(ENTRIES SHOWN)

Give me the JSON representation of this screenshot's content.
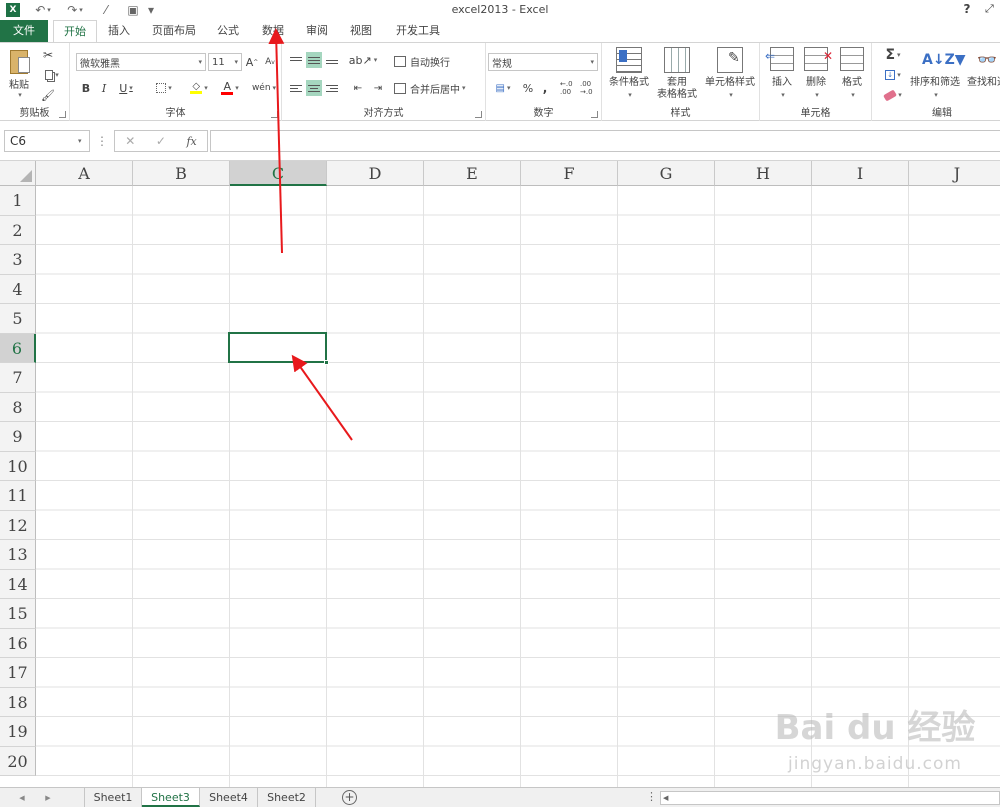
{
  "titlebar": {
    "app_icon": "X",
    "undo_icon": "undo-icon",
    "redo_icon": "redo-icon",
    "title": "excel2013 - Excel",
    "help": "?",
    "ribbon_options": "⤢"
  },
  "tabs": {
    "file": "文件",
    "home": "开始",
    "insert": "插入",
    "layout": "页面布局",
    "formulas": "公式",
    "data": "数据",
    "review": "审阅",
    "view": "视图",
    "developer": "开发工具"
  },
  "ribbon": {
    "clipboard": {
      "label": "剪贴板",
      "paste": "粘贴"
    },
    "font": {
      "label": "字体",
      "name": "微软雅黑",
      "size": "11",
      "bold": "B",
      "italic": "I",
      "underline": "U",
      "grow": "A",
      "shrink": "A",
      "fill_glyph": "◇",
      "font_color_glyph": "A",
      "phonetic": "wén"
    },
    "alignment": {
      "label": "对齐方式",
      "wrap_text": "自动换行",
      "merge_center": "合并后居中"
    },
    "number": {
      "label": "数字",
      "format": "常规",
      "percent": "%",
      "comma": ",",
      "inc_decimal": "←.0 .00",
      "dec_decimal": ".00 →.0"
    },
    "styles": {
      "label": "样式",
      "conditional_format": "条件格式",
      "format_table_1": "套用",
      "format_table_2": "表格格式",
      "cell_styles": "单元格样式"
    },
    "cells": {
      "label": "单元格",
      "insert": "插入",
      "delete": "删除",
      "format": "格式"
    },
    "editing": {
      "label": "编辑",
      "autosum": "Σ",
      "sort_filter": "排序和筛选",
      "find_select": "查找和选"
    }
  },
  "formula_bar": {
    "name_box": "C6",
    "cancel": "✕",
    "enter": "✓",
    "function": "fx",
    "value": ""
  },
  "grid": {
    "columns": [
      "A",
      "B",
      "C",
      "D",
      "E",
      "F",
      "G",
      "H",
      "I",
      "J"
    ],
    "rows": [
      "1",
      "2",
      "3",
      "4",
      "5",
      "6",
      "7",
      "8",
      "9",
      "10",
      "11",
      "12",
      "13",
      "14",
      "15",
      "16",
      "17",
      "18",
      "19",
      "20"
    ],
    "active_column": "C",
    "active_row": "6"
  },
  "sheets": {
    "tabs": [
      "Sheet1",
      "Sheet3",
      "Sheet4",
      "Sheet2"
    ],
    "active": "Sheet3"
  },
  "watermark": {
    "brand": "Bai du 经验",
    "url": "jingyan.baidu.com"
  },
  "colors": {
    "excel_green": "#217346",
    "arrow_red": "#e8191c"
  }
}
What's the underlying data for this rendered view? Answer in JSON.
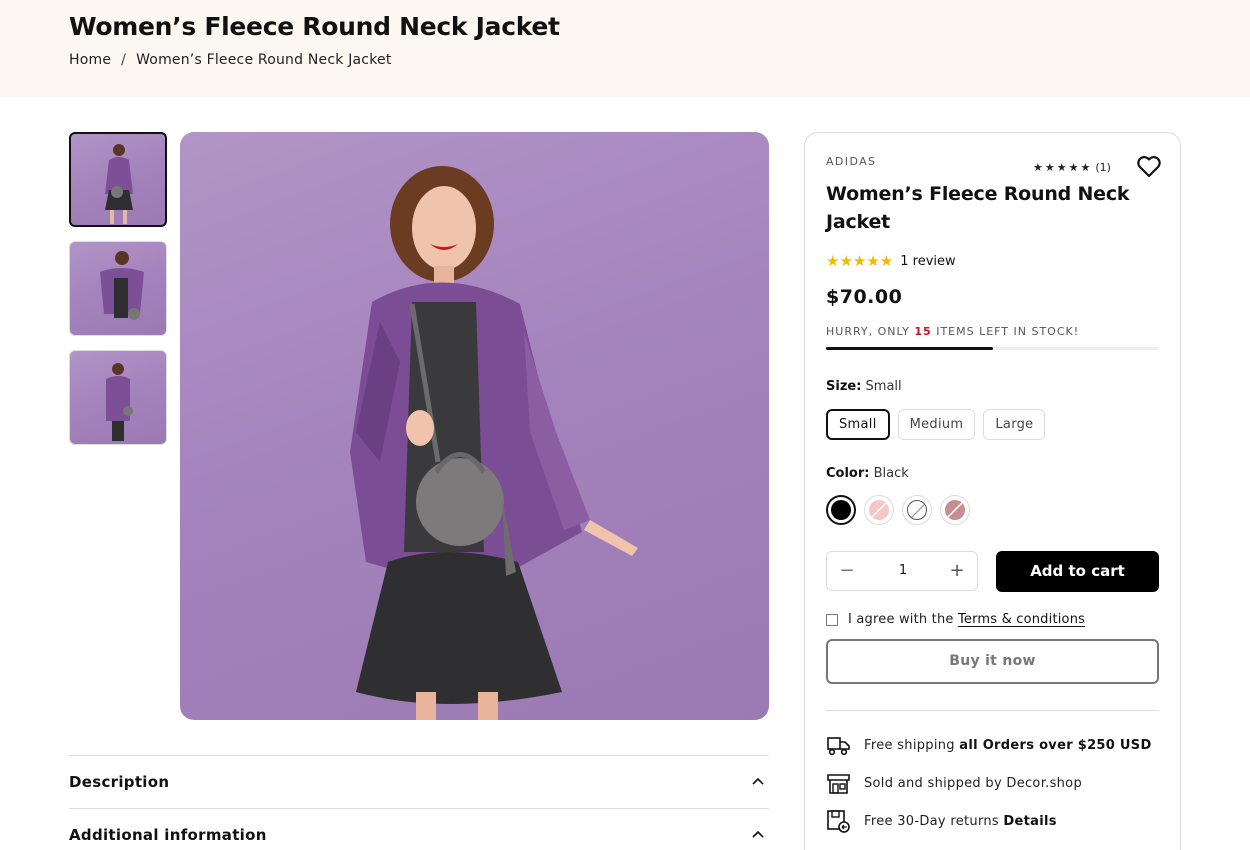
{
  "header": {
    "title": "Women’s Fleece Round Neck Jacket",
    "breadcrumb": {
      "home": "Home",
      "separator": "/",
      "current": "Women’s Fleece Round Neck Jacket"
    }
  },
  "gallery": {
    "thumbnails": [
      "Product image 1",
      "Product image 2",
      "Product image 3"
    ],
    "active_index": 0
  },
  "accordion": [
    {
      "title": "Description"
    },
    {
      "title": "Additional information"
    }
  ],
  "product": {
    "brand": "ADIDAS",
    "top_rating": {
      "stars": "★★★★★",
      "count": "(1)"
    },
    "title": "Women’s Fleece Round Neck Jacket",
    "rating_stars": "★★★★★",
    "review_text": "1 review",
    "price": "$70.00",
    "stock": {
      "prefix": "HURRY, ONLY ",
      "count": "15",
      "suffix": " ITEMS LEFT IN STOCK!",
      "progress": 0.5
    },
    "size": {
      "label": "Size:",
      "selected": "Small",
      "options": [
        "Small",
        "Medium",
        "Large"
      ]
    },
    "color": {
      "label": "Color:",
      "selected": "Black",
      "swatches": [
        "#000000",
        "#f6c6c8",
        "#ffffff",
        "#c98c91"
      ]
    },
    "quantity": {
      "minus": "−",
      "value": "1",
      "plus": "+"
    },
    "add_to_cart": "Add to cart",
    "terms": {
      "text": "I agree with the ",
      "link": "Terms & conditions"
    },
    "buy_now": "Buy it now",
    "info": [
      {
        "icon": "truck-icon",
        "text": "Free shipping ",
        "bold": "all Orders over $250 USD"
      },
      {
        "icon": "store-icon",
        "text": "Sold and shipped by Decor.shop",
        "bold": ""
      },
      {
        "icon": "return-box-icon",
        "text": "Free 30-Day returns ",
        "bold": "Details"
      }
    ]
  }
}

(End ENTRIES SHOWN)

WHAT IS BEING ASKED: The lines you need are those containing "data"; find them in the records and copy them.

RESPONSE AREA:
    "data": "数据",
What's the underlying data for this rendered view? Answer in JSON.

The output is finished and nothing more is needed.